What is required
Write out each record below exactly, without pictures.

Task inputs
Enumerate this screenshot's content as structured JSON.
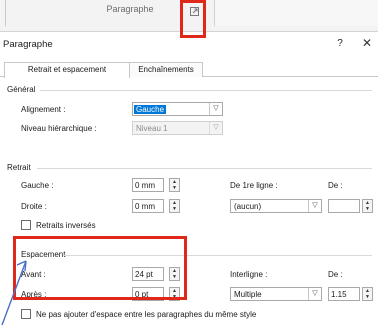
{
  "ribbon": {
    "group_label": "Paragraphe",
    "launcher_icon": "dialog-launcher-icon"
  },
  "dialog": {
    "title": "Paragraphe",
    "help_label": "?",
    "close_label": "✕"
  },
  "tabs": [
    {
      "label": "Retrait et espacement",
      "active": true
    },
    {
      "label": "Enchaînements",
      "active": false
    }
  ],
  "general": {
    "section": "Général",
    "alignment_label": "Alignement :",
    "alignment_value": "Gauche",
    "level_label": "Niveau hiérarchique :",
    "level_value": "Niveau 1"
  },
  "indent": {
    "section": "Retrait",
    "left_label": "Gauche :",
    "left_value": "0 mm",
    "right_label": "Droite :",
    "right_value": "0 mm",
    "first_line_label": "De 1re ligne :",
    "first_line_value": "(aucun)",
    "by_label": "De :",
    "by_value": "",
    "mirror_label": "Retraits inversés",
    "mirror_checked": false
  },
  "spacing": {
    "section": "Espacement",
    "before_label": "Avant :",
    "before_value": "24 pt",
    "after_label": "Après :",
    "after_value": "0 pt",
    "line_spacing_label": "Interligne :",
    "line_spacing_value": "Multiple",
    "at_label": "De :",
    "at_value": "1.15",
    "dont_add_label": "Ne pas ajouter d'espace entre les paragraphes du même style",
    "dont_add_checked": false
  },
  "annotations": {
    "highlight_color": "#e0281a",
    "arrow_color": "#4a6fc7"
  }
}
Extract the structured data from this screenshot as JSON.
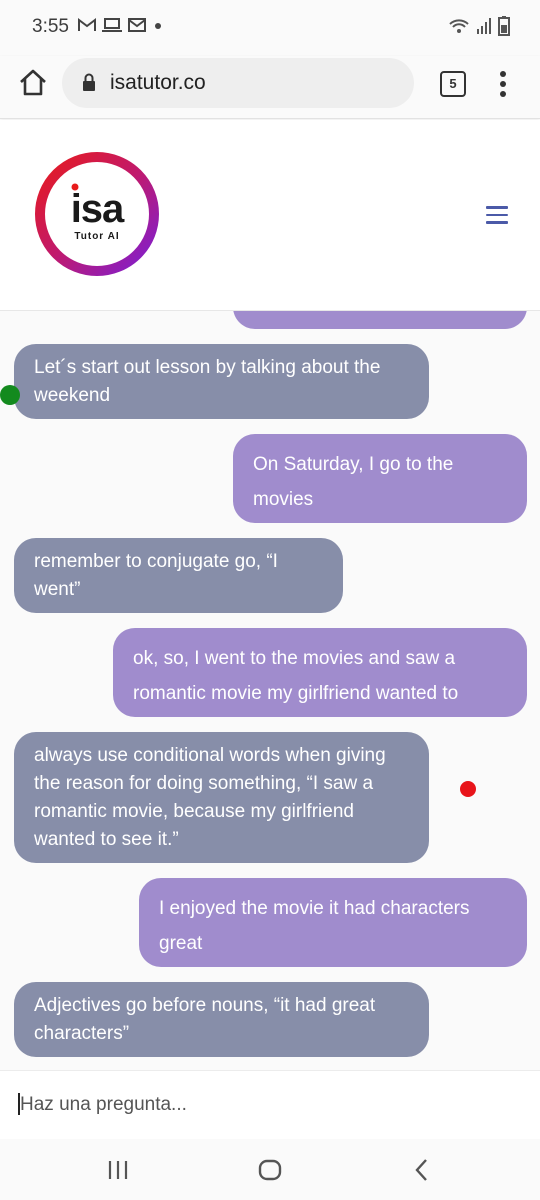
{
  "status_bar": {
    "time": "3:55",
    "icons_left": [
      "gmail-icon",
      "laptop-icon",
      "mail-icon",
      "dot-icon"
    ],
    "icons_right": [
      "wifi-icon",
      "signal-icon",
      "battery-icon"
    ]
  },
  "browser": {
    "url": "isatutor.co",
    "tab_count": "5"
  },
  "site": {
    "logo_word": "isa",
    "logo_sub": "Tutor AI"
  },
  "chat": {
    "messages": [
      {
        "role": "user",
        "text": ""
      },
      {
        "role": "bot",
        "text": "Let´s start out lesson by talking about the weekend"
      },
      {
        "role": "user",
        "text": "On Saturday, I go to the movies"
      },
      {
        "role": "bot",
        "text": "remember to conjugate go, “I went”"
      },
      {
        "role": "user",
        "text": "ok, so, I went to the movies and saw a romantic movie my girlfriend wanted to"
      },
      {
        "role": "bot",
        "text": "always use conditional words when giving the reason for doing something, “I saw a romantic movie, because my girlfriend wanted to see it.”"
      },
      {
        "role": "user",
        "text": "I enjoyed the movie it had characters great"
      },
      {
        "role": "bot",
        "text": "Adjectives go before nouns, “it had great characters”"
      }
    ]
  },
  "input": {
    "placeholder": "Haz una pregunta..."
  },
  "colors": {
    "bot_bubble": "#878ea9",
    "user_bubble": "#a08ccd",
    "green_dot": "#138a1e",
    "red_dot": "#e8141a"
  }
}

Problem solution
Enumerate this screenshot's content as structured JSON.
{
  "ribbon": {
    "group_label": "Paragraphe",
    "launcher_icon": "dialog-launcher-icon"
  },
  "dialog": {
    "title": "Paragraphe",
    "help_label": "?",
    "close_label": "✕"
  },
  "tabs": [
    {
      "label": "Retrait et espacement",
      "active": true
    },
    {
      "label": "Enchaînements",
      "active": false
    }
  ],
  "general": {
    "section": "Général",
    "alignment_label": "Alignement :",
    "alignment_value": "Gauche",
    "level_label": "Niveau hiérarchique :",
    "level_value": "Niveau 1"
  },
  "indent": {
    "section": "Retrait",
    "left_label": "Gauche :",
    "left_value": "0 mm",
    "right_label": "Droite :",
    "right_value": "0 mm",
    "first_line_label": "De 1re ligne :",
    "first_line_value": "(aucun)",
    "by_label": "De :",
    "by_value": "",
    "mirror_label": "Retraits inversés",
    "mirror_checked": false
  },
  "spacing": {
    "section": "Espacement",
    "before_label": "Avant :",
    "before_value": "24 pt",
    "after_label": "Après :",
    "after_value": "0 pt",
    "line_spacing_label": "Interligne :",
    "line_spacing_value": "Multiple",
    "at_label": "De :",
    "at_value": "1.15",
    "dont_add_label": "Ne pas ajouter d'espace entre les paragraphes du même style",
    "dont_add_checked": false
  },
  "annotations": {
    "highlight_color": "#e0281a",
    "arrow_color": "#4a6fc7"
  }
}
Extract the structured data from this screenshot as JSON.
{
  "status_bar": {
    "time": "3:55",
    "icons_left": [
      "gmail-icon",
      "laptop-icon",
      "mail-icon",
      "dot-icon"
    ],
    "icons_right": [
      "wifi-icon",
      "signal-icon",
      "battery-icon"
    ]
  },
  "browser": {
    "url": "isatutor.co",
    "tab_count": "5"
  },
  "site": {
    "logo_word": "isa",
    "logo_sub": "Tutor AI"
  },
  "chat": {
    "messages": [
      {
        "role": "user",
        "text": ""
      },
      {
        "role": "bot",
        "text": "Let´s start out lesson by talking about the weekend"
      },
      {
        "role": "user",
        "text": "On Saturday, I go to the movies"
      },
      {
        "role": "bot",
        "text": "remember to conjugate go, “I went”"
      },
      {
        "role": "user",
        "text": "ok, so, I went to the movies and saw a romantic movie my girlfriend wanted to"
      },
      {
        "role": "bot",
        "text": "always use conditional words when giving the reason for doing something, “I saw a romantic movie, because my girlfriend wanted to see it.”"
      },
      {
        "role": "user",
        "text": "I enjoyed the movie it had characters great"
      },
      {
        "role": "bot",
        "text": "Adjectives go before nouns, “it had great characters”"
      }
    ]
  },
  "input": {
    "placeholder": "Haz una pregunta..."
  },
  "colors": {
    "bot_bubble": "#878ea9",
    "user_bubble": "#a08ccd",
    "green_dot": "#138a1e",
    "red_dot": "#e8141a"
  }
}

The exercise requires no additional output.